## DESCRIPTION OF THE TASK:
The records beneath should be restated word for word.

## DATASET CONTENT:
━━━━━━━━━━

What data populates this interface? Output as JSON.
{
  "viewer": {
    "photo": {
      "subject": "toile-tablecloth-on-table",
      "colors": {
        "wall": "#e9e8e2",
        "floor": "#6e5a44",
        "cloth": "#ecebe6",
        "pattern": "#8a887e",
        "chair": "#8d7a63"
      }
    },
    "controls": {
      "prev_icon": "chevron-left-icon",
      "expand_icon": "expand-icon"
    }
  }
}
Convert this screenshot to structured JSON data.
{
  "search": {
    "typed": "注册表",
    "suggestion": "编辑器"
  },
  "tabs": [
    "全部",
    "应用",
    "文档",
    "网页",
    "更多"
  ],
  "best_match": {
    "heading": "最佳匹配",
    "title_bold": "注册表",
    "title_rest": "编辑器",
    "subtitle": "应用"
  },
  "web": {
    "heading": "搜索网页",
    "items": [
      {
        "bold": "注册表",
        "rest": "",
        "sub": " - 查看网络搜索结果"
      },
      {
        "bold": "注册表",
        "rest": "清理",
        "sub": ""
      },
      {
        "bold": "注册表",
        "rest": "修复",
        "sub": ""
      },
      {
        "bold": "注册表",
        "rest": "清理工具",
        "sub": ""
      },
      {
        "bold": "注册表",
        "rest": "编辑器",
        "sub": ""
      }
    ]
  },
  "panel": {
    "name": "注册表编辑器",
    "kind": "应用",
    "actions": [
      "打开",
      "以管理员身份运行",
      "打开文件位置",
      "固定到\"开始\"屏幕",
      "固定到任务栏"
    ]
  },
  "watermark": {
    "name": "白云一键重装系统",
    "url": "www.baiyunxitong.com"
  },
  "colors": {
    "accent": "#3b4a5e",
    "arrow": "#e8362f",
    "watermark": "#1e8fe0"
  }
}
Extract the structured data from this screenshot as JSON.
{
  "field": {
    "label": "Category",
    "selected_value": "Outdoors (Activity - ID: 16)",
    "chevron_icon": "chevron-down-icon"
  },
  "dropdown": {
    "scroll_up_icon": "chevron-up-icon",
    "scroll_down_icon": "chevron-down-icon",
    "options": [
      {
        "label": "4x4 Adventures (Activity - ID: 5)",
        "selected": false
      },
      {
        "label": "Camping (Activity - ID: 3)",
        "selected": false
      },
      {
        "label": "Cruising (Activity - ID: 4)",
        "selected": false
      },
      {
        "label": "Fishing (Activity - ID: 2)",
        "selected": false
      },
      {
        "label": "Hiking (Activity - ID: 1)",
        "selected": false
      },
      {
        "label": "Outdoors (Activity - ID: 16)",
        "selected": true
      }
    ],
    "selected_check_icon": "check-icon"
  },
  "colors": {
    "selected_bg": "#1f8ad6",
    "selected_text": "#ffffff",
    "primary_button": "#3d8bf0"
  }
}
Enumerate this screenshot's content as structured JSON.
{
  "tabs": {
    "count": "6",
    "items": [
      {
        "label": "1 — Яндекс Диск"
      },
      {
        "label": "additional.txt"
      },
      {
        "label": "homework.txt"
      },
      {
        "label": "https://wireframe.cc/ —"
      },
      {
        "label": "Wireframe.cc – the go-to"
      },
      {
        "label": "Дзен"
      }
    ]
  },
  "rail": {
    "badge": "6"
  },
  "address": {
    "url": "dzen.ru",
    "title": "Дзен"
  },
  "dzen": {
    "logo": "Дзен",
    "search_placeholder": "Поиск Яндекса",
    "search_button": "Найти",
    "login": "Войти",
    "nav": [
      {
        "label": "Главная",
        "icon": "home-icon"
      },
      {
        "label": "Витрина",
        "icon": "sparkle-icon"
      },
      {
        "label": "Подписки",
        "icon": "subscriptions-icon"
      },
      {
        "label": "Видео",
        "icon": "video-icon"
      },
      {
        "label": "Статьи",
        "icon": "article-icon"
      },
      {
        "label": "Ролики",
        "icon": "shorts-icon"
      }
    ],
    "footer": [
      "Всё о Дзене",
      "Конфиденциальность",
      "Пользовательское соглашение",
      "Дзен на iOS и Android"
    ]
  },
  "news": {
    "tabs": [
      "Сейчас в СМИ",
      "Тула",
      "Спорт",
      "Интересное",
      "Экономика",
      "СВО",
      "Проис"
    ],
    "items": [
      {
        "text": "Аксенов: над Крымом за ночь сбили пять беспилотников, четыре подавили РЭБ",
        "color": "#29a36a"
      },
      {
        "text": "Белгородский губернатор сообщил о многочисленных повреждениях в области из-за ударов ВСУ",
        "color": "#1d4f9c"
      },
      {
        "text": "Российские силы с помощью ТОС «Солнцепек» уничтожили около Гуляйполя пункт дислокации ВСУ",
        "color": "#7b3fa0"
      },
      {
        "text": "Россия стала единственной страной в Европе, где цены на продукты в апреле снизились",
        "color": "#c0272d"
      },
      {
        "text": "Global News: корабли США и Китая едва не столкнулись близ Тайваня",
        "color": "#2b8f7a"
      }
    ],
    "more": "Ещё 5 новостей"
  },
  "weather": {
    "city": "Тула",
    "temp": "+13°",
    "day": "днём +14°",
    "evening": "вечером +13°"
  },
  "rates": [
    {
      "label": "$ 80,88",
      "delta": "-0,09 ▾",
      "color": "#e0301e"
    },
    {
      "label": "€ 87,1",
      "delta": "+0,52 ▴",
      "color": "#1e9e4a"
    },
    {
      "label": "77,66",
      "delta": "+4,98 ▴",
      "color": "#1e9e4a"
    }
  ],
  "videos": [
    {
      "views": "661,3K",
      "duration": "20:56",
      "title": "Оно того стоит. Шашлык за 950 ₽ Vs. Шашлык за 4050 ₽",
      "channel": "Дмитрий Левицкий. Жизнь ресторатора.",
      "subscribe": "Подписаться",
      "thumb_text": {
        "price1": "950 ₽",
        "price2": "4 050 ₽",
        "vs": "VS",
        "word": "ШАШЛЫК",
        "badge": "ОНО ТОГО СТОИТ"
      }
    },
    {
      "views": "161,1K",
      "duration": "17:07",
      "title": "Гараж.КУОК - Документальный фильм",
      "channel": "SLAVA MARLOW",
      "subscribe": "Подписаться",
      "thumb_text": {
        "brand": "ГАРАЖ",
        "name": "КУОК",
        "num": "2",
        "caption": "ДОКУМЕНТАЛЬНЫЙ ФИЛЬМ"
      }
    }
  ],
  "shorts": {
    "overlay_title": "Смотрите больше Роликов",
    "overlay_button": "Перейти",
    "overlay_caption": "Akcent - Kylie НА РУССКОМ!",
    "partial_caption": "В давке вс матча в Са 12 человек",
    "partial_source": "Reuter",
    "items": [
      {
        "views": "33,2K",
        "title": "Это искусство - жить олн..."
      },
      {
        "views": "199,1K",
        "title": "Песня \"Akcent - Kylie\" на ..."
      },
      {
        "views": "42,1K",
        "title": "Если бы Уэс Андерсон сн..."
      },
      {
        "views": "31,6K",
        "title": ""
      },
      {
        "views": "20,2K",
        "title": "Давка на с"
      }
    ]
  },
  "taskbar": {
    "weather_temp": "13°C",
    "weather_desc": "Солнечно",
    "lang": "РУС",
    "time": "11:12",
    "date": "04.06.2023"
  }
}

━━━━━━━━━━

## SOLUTION TO THE PROBLEM:
What data populates this interface? Output as JSON.
{
  "viewer": {
    "photo": {
      "subject": "toile-tablecloth-on-table",
      "colors": {
        "wall": "#e9e8e2",
        "floor": "#6e5a44",
        "cloth": "#ecebe6",
        "pattern": "#8a887e",
        "chair": "#8d7a63"
      }
    },
    "controls": {
      "prev_icon": "chevron-left-icon",
      "expand_icon": "expand-icon"
    }
  }
}
Convert this screenshot to structured JSON data.
{
  "search": {
    "typed": "注册表",
    "suggestion": "编辑器"
  },
  "tabs": [
    "全部",
    "应用",
    "文档",
    "网页",
    "更多"
  ],
  "best_match": {
    "heading": "最佳匹配",
    "title_bold": "注册表",
    "title_rest": "编辑器",
    "subtitle": "应用"
  },
  "web": {
    "heading": "搜索网页",
    "items": [
      {
        "bold": "注册表",
        "rest": "",
        "sub": " - 查看网络搜索结果"
      },
      {
        "bold": "注册表",
        "rest": "清理",
        "sub": ""
      },
      {
        "bold": "注册表",
        "rest": "修复",
        "sub": ""
      },
      {
        "bold": "注册表",
        "rest": "清理工具",
        "sub": ""
      },
      {
        "bold": "注册表",
        "rest": "编辑器",
        "sub": ""
      }
    ]
  },
  "panel": {
    "name": "注册表编辑器",
    "kind": "应用",
    "actions": [
      "打开",
      "以管理员身份运行",
      "打开文件位置",
      "固定到\"开始\"屏幕",
      "固定到任务栏"
    ]
  },
  "watermark": {
    "name": "白云一键重装系统",
    "url": "www.baiyunxitong.com"
  },
  "colors": {
    "accent": "#3b4a5e",
    "arrow": "#e8362f",
    "watermark": "#1e8fe0"
  }
}
Extract the structured data from this screenshot as JSON.
{
  "field": {
    "label": "Category",
    "selected_value": "Outdoors (Activity - ID: 16)",
    "chevron_icon": "chevron-down-icon"
  },
  "dropdown": {
    "scroll_up_icon": "chevron-up-icon",
    "scroll_down_icon": "chevron-down-icon",
    "options": [
      {
        "label": "4x4 Adventures (Activity - ID: 5)",
        "selected": false
      },
      {
        "label": "Camping (Activity - ID: 3)",
        "selected": false
      },
      {
        "label": "Cruising (Activity - ID: 4)",
        "selected": false
      },
      {
        "label": "Fishing (Activity - ID: 2)",
        "selected": false
      },
      {
        "label": "Hiking (Activity - ID: 1)",
        "selected": false
      },
      {
        "label": "Outdoors (Activity - ID: 16)",
        "selected": true
      }
    ],
    "selected_check_icon": "check-icon"
  },
  "colors": {
    "selected_bg": "#1f8ad6",
    "selected_text": "#ffffff",
    "primary_button": "#3d8bf0"
  }
}
Enumerate this screenshot's content as structured JSON.
{
  "tabs": {
    "count": "6",
    "items": [
      {
        "label": "1 — Яндекс Диск"
      },
      {
        "label": "additional.txt"
      },
      {
        "label": "homework.txt"
      },
      {
        "label": "https://wireframe.cc/ —"
      },
      {
        "label": "Wireframe.cc – the go-to"
      },
      {
        "label": "Дзен"
      }
    ]
  },
  "rail": {
    "badge": "6"
  },
  "address": {
    "url": "dzen.ru",
    "title": "Дзен"
  },
  "dzen": {
    "logo": "Дзен",
    "search_placeholder": "Поиск Яндекса",
    "search_button": "Найти",
    "login": "Войти",
    "nav": [
      {
        "label": "Главная",
        "icon": "home-icon"
      },
      {
        "label": "Витрина",
        "icon": "sparkle-icon"
      },
      {
        "label": "Подписки",
        "icon": "subscriptions-icon"
      },
      {
        "label": "Видео",
        "icon": "video-icon"
      },
      {
        "label": "Статьи",
        "icon": "article-icon"
      },
      {
        "label": "Ролики",
        "icon": "shorts-icon"
      }
    ],
    "footer": [
      "Всё о Дзене",
      "Конфиденциальность",
      "Пользовательское соглашение",
      "Дзен на iOS и Android"
    ]
  },
  "news": {
    "tabs": [
      "Сейчас в СМИ",
      "Тула",
      "Спорт",
      "Интересное",
      "Экономика",
      "СВО",
      "Проис"
    ],
    "items": [
      {
        "text": "Аксенов: над Крымом за ночь сбили пять беспилотников, четыре подавили РЭБ",
        "color": "#29a36a"
      },
      {
        "text": "Белгородский губернатор сообщил о многочисленных повреждениях в области из-за ударов ВСУ",
        "color": "#1d4f9c"
      },
      {
        "text": "Российские силы с помощью ТОС «Солнцепек» уничтожили около Гуляйполя пункт дислокации ВСУ",
        "color": "#7b3fa0"
      },
      {
        "text": "Россия стала единственной страной в Европе, где цены на продукты в апреле снизились",
        "color": "#c0272d"
      },
      {
        "text": "Global News: корабли США и Китая едва не столкнулись близ Тайваня",
        "color": "#2b8f7a"
      }
    ],
    "more": "Ещё 5 новостей"
  },
  "weather": {
    "city": "Тула",
    "temp": "+13°",
    "day": "днём +14°",
    "evening": "вечером +13°"
  },
  "rates": [
    {
      "label": "$ 80,88",
      "delta": "-0,09 ▾",
      "color": "#e0301e"
    },
    {
      "label": "€ 87,1",
      "delta": "+0,52 ▴",
      "color": "#1e9e4a"
    },
    {
      "label": "77,66",
      "delta": "+4,98 ▴",
      "color": "#1e9e4a"
    }
  ],
  "videos": [
    {
      "views": "661,3K",
      "duration": "20:56",
      "title": "Оно того стоит. Шашлык за 950 ₽ Vs. Шашлык за 4050 ₽",
      "channel": "Дмитрий Левицкий. Жизнь ресторатора.",
      "subscribe": "Подписаться",
      "thumb_text": {
        "price1": "950 ₽",
        "price2": "4 050 ₽",
        "vs": "VS",
        "word": "ШАШЛЫК",
        "badge": "ОНО ТОГО СТОИТ"
      }
    },
    {
      "views": "161,1K",
      "duration": "17:07",
      "title": "Гараж.КУОК - Документальный фильм",
      "channel": "SLAVA MARLOW",
      "subscribe": "Подписаться",
      "thumb_text": {
        "brand": "ГАРАЖ",
        "name": "КУОК",
        "num": "2",
        "caption": "ДОКУМЕНТАЛЬНЫЙ ФИЛЬМ"
      }
    }
  ],
  "shorts": {
    "overlay_title": "Смотрите больше Роликов",
    "overlay_button": "Перейти",
    "overlay_caption": "Akcent - Kylie НА РУССКОМ!",
    "partial_caption": "В давке вс матча в Са 12 человек",
    "partial_source": "Reuter",
    "items": [
      {
        "views": "33,2K",
        "title": "Это искусство - жить олн..."
      },
      {
        "views": "199,1K",
        "title": "Песня \"Akcent - Kylie\" на ..."
      },
      {
        "views": "42,1K",
        "title": "Если бы Уэс Андерсон сн..."
      },
      {
        "views": "31,6K",
        "title": ""
      },
      {
        "views": "20,2K",
        "title": "Давка на с"
      }
    ]
  },
  "taskbar": {
    "weather_temp": "13°C",
    "weather_desc": "Солнечно",
    "lang": "РУС",
    "time": "11:12",
    "date": "04.06.2023"
  }
}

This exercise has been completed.